Task instructions → The response should consist of the data reproduced word for word.

(Dataset rows describing interfaces)
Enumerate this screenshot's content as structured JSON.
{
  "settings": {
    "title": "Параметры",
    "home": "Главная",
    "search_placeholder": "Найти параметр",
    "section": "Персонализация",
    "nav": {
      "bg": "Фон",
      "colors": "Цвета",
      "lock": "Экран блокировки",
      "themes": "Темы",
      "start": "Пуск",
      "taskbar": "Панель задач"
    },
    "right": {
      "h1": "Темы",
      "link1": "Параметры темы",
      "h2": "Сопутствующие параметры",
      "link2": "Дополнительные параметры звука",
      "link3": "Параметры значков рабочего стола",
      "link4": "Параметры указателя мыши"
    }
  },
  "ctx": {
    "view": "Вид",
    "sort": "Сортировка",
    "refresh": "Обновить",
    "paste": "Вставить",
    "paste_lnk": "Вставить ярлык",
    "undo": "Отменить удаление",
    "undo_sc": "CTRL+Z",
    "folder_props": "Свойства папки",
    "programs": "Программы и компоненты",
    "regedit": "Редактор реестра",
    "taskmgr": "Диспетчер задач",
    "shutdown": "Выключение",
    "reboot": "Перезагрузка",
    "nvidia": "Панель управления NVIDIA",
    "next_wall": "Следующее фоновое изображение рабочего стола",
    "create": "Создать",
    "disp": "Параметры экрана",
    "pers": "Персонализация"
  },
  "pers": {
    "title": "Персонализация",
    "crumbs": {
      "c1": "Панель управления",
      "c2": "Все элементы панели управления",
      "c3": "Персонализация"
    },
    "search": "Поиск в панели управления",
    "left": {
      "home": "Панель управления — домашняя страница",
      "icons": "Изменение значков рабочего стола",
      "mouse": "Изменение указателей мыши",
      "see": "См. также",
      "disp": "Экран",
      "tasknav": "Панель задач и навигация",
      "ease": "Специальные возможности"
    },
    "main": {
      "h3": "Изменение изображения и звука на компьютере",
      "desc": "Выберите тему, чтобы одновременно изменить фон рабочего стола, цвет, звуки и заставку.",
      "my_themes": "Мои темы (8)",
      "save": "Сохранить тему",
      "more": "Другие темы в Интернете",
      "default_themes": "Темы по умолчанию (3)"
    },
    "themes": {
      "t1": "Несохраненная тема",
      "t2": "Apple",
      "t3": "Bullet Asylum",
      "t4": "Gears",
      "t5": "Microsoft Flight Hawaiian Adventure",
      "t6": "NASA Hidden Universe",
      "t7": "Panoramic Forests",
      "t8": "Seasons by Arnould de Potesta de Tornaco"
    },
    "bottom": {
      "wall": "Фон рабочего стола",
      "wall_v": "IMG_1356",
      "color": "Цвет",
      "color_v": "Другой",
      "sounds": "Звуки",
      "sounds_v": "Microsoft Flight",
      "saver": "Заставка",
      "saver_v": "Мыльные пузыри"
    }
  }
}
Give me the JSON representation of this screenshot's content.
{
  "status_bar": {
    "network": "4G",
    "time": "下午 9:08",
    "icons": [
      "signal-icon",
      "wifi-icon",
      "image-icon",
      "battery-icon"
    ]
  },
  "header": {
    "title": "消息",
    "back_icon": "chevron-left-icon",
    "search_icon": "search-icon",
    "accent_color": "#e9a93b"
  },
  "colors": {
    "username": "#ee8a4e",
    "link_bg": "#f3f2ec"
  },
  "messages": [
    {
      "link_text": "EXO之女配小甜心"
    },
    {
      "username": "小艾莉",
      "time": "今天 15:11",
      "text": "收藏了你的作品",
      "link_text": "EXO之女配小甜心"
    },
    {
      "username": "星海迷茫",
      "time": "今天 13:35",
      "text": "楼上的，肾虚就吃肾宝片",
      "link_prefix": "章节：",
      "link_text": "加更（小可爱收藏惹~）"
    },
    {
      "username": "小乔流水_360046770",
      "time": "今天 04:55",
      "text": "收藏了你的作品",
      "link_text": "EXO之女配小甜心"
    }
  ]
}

Solution to the exercise →
Enumerate this screenshot's content as structured JSON.
{
  "settings": {
    "title": "Параметры",
    "home": "Главная",
    "search_placeholder": "Найти параметр",
    "section": "Персонализация",
    "nav": {
      "bg": "Фон",
      "colors": "Цвета",
      "lock": "Экран блокировки",
      "themes": "Темы",
      "start": "Пуск",
      "taskbar": "Панель задач"
    },
    "right": {
      "h1": "Темы",
      "link1": "Параметры темы",
      "h2": "Сопутствующие параметры",
      "link2": "Дополнительные параметры звука",
      "link3": "Параметры значков рабочего стола",
      "link4": "Параметры указателя мыши"
    }
  },
  "ctx": {
    "view": "Вид",
    "sort": "Сортировка",
    "refresh": "Обновить",
    "paste": "Вставить",
    "paste_lnk": "Вставить ярлык",
    "undo": "Отменить удаление",
    "undo_sc": "CTRL+Z",
    "folder_props": "Свойства папки",
    "programs": "Программы и компоненты",
    "regedit": "Редактор реестра",
    "taskmgr": "Диспетчер задач",
    "shutdown": "Выключение",
    "reboot": "Перезагрузка",
    "nvidia": "Панель управления NVIDIA",
    "next_wall": "Следующее фоновое изображение рабочего стола",
    "create": "Создать",
    "disp": "Параметры экрана",
    "pers": "Персонализация"
  },
  "pers": {
    "title": "Персонализация",
    "crumbs": {
      "c1": "Панель управления",
      "c2": "Все элементы панели управления",
      "c3": "Персонализация"
    },
    "search": "Поиск в панели управления",
    "left": {
      "home": "Панель управления — домашняя страница",
      "icons": "Изменение значков рабочего стола",
      "mouse": "Изменение указателей мыши",
      "see": "См. также",
      "disp": "Экран",
      "tasknav": "Панель задач и навигация",
      "ease": "Специальные возможности"
    },
    "main": {
      "h3": "Изменение изображения и звука на компьютере",
      "desc": "Выберите тему, чтобы одновременно изменить фон рабочего стола, цвет, звуки и заставку.",
      "my_themes": "Мои темы (8)",
      "save": "Сохранить тему",
      "more": "Другие темы в Интернете",
      "default_themes": "Темы по умолчанию (3)"
    },
    "themes": {
      "t1": "Несохраненная тема",
      "t2": "Apple",
      "t3": "Bullet Asylum",
      "t4": "Gears",
      "t5": "Microsoft Flight Hawaiian Adventure",
      "t6": "NASA Hidden Universe",
      "t7": "Panoramic Forests",
      "t8": "Seasons by Arnould de Potesta de Tornaco"
    },
    "bottom": {
      "wall": "Фон рабочего стола",
      "wall_v": "IMG_1356",
      "color": "Цвет",
      "color_v": "Другой",
      "sounds": "Звуки",
      "sounds_v": "Microsoft Flight",
      "saver": "Заставка",
      "saver_v": "Мыльные пузыри"
    }
  }
}
Give me the JSON representation of this screenshot's content.
{
  "status_bar": {
    "network": "4G",
    "time": "下午 9:08",
    "icons": [
      "signal-icon",
      "wifi-icon",
      "image-icon",
      "battery-icon"
    ]
  },
  "header": {
    "title": "消息",
    "back_icon": "chevron-left-icon",
    "search_icon": "search-icon",
    "accent_color": "#e9a93b"
  },
  "colors": {
    "username": "#ee8a4e",
    "link_bg": "#f3f2ec"
  },
  "messages": [
    {
      "link_text": "EXO之女配小甜心"
    },
    {
      "username": "小艾莉",
      "time": "今天 15:11",
      "text": "收藏了你的作品",
      "link_text": "EXO之女配小甜心"
    },
    {
      "username": "星海迷茫",
      "time": "今天 13:35",
      "text": "楼上的，肾虚就吃肾宝片",
      "link_prefix": "章节：",
      "link_text": "加更（小可爱收藏惹~）"
    },
    {
      "username": "小乔流水_360046770",
      "time": "今天 04:55",
      "text": "收藏了你的作品",
      "link_text": "EXO之女配小甜心"
    }
  ]
}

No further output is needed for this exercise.